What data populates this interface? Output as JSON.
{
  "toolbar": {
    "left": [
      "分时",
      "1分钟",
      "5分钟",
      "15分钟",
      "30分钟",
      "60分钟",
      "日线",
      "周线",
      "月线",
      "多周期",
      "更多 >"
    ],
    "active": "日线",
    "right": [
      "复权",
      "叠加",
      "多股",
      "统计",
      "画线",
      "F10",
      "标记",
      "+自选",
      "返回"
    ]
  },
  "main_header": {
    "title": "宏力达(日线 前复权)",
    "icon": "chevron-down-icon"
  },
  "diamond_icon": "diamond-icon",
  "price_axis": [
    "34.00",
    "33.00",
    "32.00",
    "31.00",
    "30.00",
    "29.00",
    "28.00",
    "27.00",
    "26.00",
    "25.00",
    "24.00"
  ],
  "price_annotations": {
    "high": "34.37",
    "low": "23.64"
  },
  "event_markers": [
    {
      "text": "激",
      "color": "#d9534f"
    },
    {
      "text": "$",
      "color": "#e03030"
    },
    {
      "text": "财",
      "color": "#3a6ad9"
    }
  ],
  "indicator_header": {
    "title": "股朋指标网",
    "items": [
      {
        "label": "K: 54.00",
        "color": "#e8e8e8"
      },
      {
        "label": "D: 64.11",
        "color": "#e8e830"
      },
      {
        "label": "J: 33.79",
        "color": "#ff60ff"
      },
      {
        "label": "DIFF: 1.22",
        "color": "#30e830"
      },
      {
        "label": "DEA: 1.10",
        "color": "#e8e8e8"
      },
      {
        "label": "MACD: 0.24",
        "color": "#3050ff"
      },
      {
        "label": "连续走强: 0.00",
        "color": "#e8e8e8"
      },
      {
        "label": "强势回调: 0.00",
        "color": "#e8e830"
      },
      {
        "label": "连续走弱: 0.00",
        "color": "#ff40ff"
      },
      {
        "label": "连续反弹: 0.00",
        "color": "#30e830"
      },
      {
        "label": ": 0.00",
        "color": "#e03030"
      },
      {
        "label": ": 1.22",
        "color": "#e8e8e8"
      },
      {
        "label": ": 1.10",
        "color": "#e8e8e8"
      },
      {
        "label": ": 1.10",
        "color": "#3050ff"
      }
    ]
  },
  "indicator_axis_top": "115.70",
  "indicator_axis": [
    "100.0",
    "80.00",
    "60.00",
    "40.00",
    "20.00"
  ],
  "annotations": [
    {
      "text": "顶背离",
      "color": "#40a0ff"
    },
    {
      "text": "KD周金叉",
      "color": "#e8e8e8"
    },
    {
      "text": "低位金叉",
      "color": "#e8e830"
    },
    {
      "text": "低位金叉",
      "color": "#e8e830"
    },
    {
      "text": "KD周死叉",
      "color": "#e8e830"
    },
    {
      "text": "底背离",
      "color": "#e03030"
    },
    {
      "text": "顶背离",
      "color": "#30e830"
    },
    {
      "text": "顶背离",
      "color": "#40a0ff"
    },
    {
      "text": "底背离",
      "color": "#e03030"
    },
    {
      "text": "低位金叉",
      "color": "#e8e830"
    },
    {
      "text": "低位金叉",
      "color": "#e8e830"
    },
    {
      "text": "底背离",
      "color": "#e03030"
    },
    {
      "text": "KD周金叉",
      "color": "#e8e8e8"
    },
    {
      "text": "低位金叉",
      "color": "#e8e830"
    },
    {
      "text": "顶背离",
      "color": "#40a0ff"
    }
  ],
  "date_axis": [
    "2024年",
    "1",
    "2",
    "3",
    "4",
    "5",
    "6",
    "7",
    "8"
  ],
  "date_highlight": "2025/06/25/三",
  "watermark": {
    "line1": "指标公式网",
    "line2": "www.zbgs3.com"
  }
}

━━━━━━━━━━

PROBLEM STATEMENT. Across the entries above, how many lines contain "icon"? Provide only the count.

TASK RESPONSE. 2